Look for the word "subtitle" in the material below, then report each line where it occurs.

--- Source records ---

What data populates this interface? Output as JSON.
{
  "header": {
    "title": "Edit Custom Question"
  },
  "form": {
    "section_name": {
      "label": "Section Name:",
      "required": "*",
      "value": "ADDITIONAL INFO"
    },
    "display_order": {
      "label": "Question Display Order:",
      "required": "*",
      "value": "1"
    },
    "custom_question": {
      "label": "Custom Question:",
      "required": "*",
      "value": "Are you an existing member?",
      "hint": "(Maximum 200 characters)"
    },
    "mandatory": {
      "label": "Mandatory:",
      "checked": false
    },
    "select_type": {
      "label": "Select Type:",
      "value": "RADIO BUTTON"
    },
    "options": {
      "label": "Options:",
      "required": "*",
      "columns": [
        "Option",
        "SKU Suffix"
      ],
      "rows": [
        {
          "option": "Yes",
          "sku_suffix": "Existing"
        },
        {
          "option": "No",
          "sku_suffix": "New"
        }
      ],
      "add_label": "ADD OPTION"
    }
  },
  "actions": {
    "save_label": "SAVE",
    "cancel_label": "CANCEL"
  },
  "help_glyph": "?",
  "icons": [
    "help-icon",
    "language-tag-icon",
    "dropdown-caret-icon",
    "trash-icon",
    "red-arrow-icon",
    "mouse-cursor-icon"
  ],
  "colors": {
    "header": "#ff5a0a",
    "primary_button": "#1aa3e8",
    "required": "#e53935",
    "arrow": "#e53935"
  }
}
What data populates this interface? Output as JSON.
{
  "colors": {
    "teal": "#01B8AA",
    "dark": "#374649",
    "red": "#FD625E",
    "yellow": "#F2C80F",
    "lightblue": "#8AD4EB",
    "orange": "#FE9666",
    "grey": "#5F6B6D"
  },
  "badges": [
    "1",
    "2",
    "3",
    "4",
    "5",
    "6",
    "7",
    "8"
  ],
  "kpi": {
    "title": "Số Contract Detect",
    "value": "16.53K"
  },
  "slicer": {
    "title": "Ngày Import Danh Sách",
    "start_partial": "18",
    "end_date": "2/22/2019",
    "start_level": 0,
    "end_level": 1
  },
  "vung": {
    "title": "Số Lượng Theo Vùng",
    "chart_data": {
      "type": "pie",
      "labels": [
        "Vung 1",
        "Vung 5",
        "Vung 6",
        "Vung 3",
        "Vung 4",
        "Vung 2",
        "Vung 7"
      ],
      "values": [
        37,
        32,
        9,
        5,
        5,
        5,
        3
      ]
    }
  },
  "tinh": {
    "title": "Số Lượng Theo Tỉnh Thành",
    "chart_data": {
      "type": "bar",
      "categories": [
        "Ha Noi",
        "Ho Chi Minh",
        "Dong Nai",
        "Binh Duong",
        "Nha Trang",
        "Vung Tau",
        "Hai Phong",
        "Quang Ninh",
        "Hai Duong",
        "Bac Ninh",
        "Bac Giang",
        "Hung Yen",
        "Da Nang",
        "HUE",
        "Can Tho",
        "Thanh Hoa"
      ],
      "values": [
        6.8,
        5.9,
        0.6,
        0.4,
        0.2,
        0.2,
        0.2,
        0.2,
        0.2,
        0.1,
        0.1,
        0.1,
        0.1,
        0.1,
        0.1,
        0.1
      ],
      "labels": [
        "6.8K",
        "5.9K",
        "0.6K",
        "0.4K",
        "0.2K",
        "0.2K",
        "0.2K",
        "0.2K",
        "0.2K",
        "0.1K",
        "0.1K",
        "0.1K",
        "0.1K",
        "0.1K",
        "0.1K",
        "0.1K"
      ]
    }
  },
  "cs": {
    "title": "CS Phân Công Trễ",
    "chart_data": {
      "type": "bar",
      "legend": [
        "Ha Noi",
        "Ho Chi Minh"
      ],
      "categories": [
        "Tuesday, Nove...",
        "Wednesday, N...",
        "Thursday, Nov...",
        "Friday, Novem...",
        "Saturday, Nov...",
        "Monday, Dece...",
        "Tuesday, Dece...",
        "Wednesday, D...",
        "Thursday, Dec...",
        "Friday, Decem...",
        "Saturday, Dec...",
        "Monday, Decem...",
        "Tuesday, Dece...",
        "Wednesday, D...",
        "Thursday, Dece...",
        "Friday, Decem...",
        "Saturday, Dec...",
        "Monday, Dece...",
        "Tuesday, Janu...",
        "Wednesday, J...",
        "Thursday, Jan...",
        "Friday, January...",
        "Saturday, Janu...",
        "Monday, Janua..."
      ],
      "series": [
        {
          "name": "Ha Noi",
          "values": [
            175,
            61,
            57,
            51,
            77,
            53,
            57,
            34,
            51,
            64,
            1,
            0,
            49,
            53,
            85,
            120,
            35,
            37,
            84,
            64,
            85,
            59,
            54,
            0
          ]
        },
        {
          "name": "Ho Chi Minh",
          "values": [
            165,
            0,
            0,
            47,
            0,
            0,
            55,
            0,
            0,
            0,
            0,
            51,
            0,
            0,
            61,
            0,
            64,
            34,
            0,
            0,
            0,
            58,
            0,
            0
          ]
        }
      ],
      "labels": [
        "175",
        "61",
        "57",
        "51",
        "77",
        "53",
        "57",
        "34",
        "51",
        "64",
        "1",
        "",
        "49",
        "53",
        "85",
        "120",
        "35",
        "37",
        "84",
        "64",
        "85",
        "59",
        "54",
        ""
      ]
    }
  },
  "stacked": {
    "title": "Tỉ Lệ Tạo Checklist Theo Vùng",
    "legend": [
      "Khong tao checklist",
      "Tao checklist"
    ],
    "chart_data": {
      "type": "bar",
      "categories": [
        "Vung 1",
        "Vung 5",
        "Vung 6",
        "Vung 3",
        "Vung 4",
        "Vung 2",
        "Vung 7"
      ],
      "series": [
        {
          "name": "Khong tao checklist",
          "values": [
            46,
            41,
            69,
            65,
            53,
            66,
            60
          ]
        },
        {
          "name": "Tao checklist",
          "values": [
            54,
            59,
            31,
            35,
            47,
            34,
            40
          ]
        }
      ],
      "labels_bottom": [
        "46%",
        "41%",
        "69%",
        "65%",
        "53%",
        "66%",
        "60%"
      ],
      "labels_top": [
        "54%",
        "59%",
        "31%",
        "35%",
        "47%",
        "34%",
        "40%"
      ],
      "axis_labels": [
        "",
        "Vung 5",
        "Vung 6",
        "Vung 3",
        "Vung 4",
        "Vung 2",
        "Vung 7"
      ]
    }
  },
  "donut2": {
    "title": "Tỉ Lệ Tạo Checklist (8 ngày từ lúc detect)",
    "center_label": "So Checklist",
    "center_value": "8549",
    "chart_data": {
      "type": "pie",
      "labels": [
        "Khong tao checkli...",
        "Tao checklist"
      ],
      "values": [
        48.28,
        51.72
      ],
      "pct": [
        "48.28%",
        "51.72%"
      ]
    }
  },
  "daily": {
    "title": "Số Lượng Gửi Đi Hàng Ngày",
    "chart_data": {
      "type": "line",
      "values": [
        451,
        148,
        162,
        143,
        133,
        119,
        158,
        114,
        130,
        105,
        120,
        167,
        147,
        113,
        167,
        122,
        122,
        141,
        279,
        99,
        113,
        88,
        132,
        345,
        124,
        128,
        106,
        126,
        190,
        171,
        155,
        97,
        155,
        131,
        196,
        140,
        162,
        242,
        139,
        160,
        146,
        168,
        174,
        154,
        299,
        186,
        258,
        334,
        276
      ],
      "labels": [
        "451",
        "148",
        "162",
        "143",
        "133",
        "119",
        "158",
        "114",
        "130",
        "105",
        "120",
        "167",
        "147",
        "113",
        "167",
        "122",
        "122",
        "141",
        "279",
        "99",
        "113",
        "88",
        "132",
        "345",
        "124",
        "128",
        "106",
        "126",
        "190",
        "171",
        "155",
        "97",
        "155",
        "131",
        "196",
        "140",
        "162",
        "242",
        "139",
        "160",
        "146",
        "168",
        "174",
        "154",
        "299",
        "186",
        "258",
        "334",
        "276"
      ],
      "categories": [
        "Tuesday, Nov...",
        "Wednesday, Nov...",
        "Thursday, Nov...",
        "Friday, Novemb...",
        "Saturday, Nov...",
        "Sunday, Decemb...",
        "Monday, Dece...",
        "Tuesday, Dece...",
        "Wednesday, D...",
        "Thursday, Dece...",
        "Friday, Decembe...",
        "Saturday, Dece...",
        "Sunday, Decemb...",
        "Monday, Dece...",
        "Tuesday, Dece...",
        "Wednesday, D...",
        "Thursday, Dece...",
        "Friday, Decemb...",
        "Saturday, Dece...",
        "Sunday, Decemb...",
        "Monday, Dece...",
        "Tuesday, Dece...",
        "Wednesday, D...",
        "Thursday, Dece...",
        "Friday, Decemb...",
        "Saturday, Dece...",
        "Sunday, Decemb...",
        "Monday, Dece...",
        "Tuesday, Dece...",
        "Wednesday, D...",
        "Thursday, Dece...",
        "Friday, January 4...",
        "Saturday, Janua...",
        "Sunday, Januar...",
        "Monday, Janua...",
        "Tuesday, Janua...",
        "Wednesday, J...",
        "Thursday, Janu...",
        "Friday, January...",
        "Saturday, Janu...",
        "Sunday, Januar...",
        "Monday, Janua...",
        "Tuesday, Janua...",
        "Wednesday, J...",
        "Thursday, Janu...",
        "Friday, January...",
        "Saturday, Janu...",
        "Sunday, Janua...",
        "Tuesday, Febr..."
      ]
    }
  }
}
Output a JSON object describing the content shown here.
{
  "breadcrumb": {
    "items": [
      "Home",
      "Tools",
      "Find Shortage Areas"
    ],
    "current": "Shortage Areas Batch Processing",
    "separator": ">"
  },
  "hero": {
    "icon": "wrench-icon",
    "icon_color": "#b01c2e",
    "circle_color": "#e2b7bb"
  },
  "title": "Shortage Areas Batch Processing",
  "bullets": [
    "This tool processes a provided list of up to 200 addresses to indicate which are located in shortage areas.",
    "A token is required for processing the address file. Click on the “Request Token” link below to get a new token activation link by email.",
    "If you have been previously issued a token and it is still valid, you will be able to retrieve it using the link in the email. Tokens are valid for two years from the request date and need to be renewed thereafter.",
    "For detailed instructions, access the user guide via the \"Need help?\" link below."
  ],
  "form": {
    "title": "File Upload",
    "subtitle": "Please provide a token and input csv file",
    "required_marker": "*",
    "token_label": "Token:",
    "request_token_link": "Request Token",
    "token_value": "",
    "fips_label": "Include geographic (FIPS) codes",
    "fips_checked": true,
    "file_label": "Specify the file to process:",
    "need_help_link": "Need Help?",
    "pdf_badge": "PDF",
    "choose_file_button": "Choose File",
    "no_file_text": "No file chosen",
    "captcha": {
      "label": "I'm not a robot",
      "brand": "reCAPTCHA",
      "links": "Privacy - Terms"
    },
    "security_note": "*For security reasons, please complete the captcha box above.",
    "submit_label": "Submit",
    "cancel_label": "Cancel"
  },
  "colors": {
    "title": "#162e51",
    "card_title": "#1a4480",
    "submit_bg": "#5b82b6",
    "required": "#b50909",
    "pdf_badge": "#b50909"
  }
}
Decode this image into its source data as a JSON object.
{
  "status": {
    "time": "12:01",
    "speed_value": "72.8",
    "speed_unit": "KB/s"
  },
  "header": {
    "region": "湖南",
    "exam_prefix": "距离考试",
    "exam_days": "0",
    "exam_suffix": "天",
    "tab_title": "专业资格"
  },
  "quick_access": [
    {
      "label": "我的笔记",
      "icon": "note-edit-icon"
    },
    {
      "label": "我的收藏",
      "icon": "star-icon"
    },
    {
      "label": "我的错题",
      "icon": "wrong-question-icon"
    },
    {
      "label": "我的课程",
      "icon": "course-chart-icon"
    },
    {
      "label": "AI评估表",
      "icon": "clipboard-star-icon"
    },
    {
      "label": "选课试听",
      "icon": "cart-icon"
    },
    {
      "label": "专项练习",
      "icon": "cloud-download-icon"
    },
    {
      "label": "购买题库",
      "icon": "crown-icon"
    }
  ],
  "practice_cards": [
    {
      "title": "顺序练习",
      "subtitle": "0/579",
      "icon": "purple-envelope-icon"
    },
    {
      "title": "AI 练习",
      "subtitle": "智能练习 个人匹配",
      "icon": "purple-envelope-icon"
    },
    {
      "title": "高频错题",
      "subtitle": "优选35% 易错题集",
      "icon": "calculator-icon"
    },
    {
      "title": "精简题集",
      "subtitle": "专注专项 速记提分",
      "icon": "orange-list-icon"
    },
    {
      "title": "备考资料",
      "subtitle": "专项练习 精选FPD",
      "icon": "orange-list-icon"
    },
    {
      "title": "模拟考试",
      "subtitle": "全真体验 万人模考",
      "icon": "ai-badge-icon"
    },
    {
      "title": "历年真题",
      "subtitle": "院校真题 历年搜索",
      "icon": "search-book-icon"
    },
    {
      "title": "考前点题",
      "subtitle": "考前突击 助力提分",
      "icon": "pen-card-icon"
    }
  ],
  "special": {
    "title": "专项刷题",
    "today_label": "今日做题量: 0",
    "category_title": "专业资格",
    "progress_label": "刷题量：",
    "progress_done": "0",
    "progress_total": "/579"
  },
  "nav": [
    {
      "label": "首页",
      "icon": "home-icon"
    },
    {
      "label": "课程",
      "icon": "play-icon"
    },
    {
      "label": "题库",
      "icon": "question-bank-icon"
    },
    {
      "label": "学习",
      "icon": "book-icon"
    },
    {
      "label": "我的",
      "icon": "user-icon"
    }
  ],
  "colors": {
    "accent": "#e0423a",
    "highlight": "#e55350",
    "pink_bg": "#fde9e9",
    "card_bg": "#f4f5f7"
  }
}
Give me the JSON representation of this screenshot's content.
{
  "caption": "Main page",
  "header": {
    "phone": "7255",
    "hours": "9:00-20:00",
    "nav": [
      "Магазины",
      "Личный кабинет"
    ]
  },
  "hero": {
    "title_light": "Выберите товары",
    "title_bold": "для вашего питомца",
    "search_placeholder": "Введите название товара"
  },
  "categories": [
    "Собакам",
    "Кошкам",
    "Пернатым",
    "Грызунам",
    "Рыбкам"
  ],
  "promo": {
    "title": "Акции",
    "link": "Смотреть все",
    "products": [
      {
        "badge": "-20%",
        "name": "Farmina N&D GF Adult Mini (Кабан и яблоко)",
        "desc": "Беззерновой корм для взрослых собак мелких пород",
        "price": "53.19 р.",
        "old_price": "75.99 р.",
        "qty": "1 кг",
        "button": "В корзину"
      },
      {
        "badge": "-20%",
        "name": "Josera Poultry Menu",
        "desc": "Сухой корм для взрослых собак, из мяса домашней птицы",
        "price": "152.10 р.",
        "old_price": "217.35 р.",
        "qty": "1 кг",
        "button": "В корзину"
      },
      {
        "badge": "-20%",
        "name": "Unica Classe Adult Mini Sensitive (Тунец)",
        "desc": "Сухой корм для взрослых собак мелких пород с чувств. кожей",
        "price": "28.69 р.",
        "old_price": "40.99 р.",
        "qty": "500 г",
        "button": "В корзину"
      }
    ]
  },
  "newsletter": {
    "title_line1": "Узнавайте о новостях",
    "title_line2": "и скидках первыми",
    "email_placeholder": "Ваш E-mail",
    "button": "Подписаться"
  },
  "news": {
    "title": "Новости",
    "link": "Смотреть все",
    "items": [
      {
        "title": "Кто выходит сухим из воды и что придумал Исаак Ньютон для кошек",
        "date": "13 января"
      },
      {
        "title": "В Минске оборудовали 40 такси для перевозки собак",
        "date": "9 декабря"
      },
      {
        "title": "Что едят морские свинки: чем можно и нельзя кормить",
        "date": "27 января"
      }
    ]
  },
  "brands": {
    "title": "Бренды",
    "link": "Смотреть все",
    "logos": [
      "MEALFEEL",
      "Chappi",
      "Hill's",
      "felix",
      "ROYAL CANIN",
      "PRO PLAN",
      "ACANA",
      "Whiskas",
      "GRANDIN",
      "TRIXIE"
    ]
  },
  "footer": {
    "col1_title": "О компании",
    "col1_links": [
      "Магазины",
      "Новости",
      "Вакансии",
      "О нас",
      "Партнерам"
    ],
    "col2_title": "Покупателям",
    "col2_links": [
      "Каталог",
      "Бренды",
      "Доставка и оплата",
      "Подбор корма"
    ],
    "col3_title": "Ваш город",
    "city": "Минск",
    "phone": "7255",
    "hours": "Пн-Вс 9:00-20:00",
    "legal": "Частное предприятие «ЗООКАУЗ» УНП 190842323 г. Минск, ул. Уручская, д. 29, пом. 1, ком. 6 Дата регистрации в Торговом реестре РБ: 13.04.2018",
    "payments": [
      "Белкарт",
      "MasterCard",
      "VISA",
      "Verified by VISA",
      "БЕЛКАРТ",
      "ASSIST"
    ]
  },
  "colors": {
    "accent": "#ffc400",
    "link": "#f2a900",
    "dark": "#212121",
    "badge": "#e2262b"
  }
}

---

- **Solved problem**
    "subtitle": "Please provide a token and input csv file",
      "subtitle": "0/579",
      "subtitle": "智能练习 个人匹配",
      "subtitle": "优选35% 易错题集",
      "subtitle": "专注专项 速记提分",
      "subtitle": "专项练习 精选FPD",
      "subtitle": "全真体验 万人模考",
      "subtitle": "院校真题 历年搜索",
      "subtitle": "考前突击 助力提分",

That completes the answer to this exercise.